License 1 - License 2
Show All Figures
getmorefigures.php?uid=PMC4537587&req=5

Fig1: Prevalence of malaria by species in the three villages. The upper panel shows the distribution of the species: black: P. falciparum, orange: P. vivax, green: mixed infections. The lower panel shows the prevalence of malaria in the three villages. Blue: microscopy, and Green: qPCR.
Mentions: Overall 11.6 % (67/577), 18.3 % (98/536), and 23.4 % (94/401) of the villagers were malaria parasite positive by microscopy in PLU, WLM and TMK, respectively (Fig. 1; Table 2). The corresponding figures for the testing by qPCR were 2–5 times higher: 204/356 (57.3 %), 212/385 (55.1 %) and 195/286 (68.2 %), respectively (Table 3).Fig. 1

Bottom Line: The chemoprevention was generally well tolerated.From June to October 2012 (rainy season) the number of clinical episodes of P. falciparum was six times lower (46), than during the same period in the previous year (290).Mass drug administration with dihydroartemisinin-piperaquine may be an effective strategy to eliminate P. falciparum rapidly where multi-drug resistance is present.

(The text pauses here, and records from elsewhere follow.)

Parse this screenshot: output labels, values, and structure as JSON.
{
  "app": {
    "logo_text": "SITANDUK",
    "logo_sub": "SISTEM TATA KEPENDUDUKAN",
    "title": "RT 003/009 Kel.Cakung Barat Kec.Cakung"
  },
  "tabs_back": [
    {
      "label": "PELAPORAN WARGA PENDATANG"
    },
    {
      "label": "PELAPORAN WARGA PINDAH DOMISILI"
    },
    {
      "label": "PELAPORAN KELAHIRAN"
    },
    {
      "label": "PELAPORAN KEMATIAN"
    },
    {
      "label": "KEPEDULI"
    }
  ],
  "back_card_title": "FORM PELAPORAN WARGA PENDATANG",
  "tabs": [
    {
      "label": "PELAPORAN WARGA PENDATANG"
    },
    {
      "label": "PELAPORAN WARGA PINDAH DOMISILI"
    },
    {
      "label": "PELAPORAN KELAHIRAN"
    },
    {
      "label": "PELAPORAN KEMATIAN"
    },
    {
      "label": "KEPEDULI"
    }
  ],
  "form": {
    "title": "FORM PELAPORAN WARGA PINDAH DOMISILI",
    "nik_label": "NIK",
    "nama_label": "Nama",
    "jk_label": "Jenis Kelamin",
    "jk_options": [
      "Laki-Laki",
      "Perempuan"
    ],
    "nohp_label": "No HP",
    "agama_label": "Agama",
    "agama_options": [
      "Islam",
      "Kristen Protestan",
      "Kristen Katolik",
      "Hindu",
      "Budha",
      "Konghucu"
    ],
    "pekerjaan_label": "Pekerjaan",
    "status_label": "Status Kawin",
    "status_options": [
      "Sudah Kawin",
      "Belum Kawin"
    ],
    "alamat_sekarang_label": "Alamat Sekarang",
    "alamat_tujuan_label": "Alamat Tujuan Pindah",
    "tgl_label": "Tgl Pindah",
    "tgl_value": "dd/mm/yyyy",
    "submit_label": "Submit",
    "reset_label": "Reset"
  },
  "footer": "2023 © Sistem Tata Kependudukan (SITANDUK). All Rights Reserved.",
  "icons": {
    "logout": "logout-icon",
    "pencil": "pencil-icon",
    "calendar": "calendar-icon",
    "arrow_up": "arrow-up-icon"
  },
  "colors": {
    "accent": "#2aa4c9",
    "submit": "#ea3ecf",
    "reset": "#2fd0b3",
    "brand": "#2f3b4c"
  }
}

View Article: PubMed Central - PubMed

Affiliation: Shoklo Malaria Research Unit, Mahidol-Oxford Tropical Medicine Research Unit, Faculty of Tropical Medicine, Mahidol University, Mae Sot, Thailand. drkhin_mg_lwin@shoklo-unit.com.

ABSTRACT

Background: Resistance to the artemisinin derivatives in Plasmodium falciparum has emerged in Cambodia and is now spreading throughout South-East Asia. The rapid elimination of P. falciparum seems to be the only viable option to avoid a public health disaster but this is difficult because even in low transmission settings many residents have asymptomatic parasitaemias.

Methods: In response to a large number of malaria cases reported in three remote villages on the Thai-Myanmar border where malaria is endemic and the disease is seasonal, surveys were conducted using an ultra-sensitive qPCR assay (LOD 22 parasites per mL). In one of the villages where it was feasible, mass anti-malarial drug administration was proposed to the population as a potential solution, and this was adopted.

Results: In the three villages 204/356 (57.3 %), 212/385 (55.1 %) and 195/286 (68.2 %) of the resident populations were positive by qPCR (approximately one-third P. falciparum and two-thirds P. vivax). Of those positive for P. falciparum 62 % carried single point mutations in the P. falciparum kelch protein (a marker of artemisinin resistance). In one of the villages 217 of 674 inhabitants received at least one dose of dihydroartemisinin-piperaquine chemoprevention in June 2012, 155 (71.4 %) received two consecutive months, and 98 (45.2 %) received three treatment doses. The chemoprevention was generally well tolerated. The sub-microscopic reservoir of P. falciparum malaria was eliminated during the six-month follow-up period (prevalence fell from 7 to 0 %); P. vivax malaria persisted (prevalence fell from 35 to 8 %). From June to October 2012 (rainy season) the number of clinical episodes of P. falciparum was six times lower (46), than during the same period in the previous year (290).

Conclusion: Mass drug administration with dihydroartemisinin-piperaquine may be an effective strategy to eliminate P. falciparum rapidly where multi-drug resistance is present.

No MeSH data available.


Related in: MedlinePlus